That’s an impressive group, yes. But what does the recording sound like? “We decided early on that our goal was to make a collection of singable songs with great arrangements,” Burns says. To that end, they sometimes tweaked some of the lines to help them fit with the music, and on occasion found local tunes or wrote new melodies where no music for a song existed.
There are thirteen songs on the recording. You may find song lyrics, story lines, perhaps melodies or phrases of music that will seem familiar, but you’ve not heard them quite like this before. There are love songs with happy endings and with not, fantastical tales, song which evoke the natural landscape and the world of fairies, a nonsense rhyme or two, stories of unusual people, advice on marriage, all framed in tales that people enjoyed singing and handing on through hundreds of years.
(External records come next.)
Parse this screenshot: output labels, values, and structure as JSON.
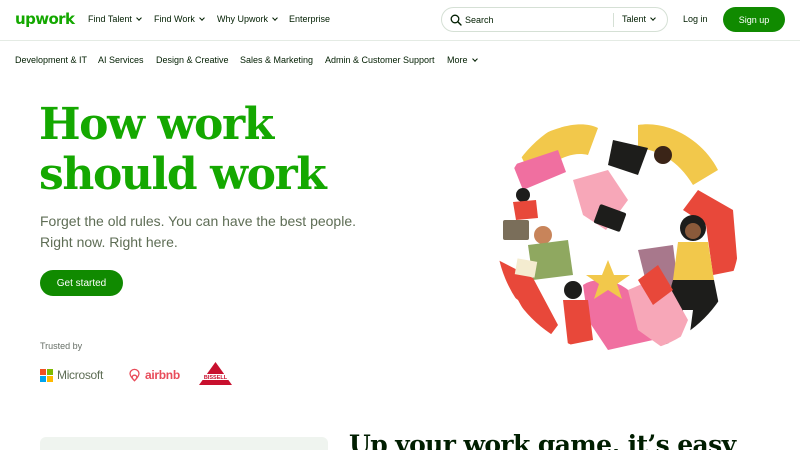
{
  "header": {
    "logo": "upwork",
    "nav": [
      {
        "label": "Find Talent",
        "has_dropdown": true
      },
      {
        "label": "Find Work",
        "has_dropdown": true
      },
      {
        "label": "Why Upwork",
        "has_dropdown": true
      },
      {
        "label": "Enterprise",
        "has_dropdown": false
      }
    ],
    "search": {
      "placeholder": "Search",
      "scope": "Talent",
      "icon": "search-icon"
    },
    "login": "Log in",
    "signup": "Sign up"
  },
  "categories": [
    {
      "label": "Development & IT"
    },
    {
      "label": "AI Services"
    },
    {
      "label": "Design & Creative"
    },
    {
      "label": "Sales & Marketing"
    },
    {
      "label": "Admin & Customer Support"
    },
    {
      "label": "More",
      "has_dropdown": true
    }
  ],
  "hero": {
    "title_line1": "How work",
    "title_line2": "should work",
    "subtitle": "Forget the old rules. You can have the best people. Right now. Right here.",
    "cta": "Get started"
  },
  "trusted": {
    "label": "Trusted by",
    "brands": [
      "Microsoft",
      "airbnb",
      "BISSELL"
    ]
  },
  "lower": {
    "heading": "Up your work game, it’s easy"
  },
  "colors": {
    "brand_green": "#14a800",
    "button_green": "#108a00",
    "text_dark": "#001e00",
    "text_muted": "#5e6d55"
  }
}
“We’ve chosen songs that were unusual, rare, or unique to the collection,” Burns points out, adding that while some of the stories may be familiar or you may have heard other versions of the songs, “the reason that you do may well be down to the work of William Macmath in recording and sending them on to Child for publication.”
In the hands and voices of these musicians the songs are no museum pieces, though. Source material, rather, and stories which on their own reflect and share the lively tale telling and singing that has taken place in southwestern Scotland through the centuries. Listen out especially for the lively tale of the cabin by in The Golden Vanitee and the story of love challenged by obstacles real and fantastical in The Queen of the Fairies. The joy of collaboration in music comes through in the singing and playing of the Macmath Collective on every track.
Singing songs back to life, reaching across time to share thoughts, ideas, celebrations, and stories: these are at the heart of the work on Macmath: The Silent Page and on Jayme Stone’s Folklife.
You may also wish to see
Emily Smith: Echoes
Music for Reflection with a song from Robyn Stapleton
Geography of Hope with a song by Moira Smiley
Carrie Newcomer’s album The Beautiful Not Yet which Jayme Stone produced and on which Moira Smiley sings harmony
Labels: american folk music, americana, americana music, child ballads, dumfries and galloway, emily smith, jamie mcclennan, jayme stone, moira smiley, robyn stapelton, scotland, Scottish music.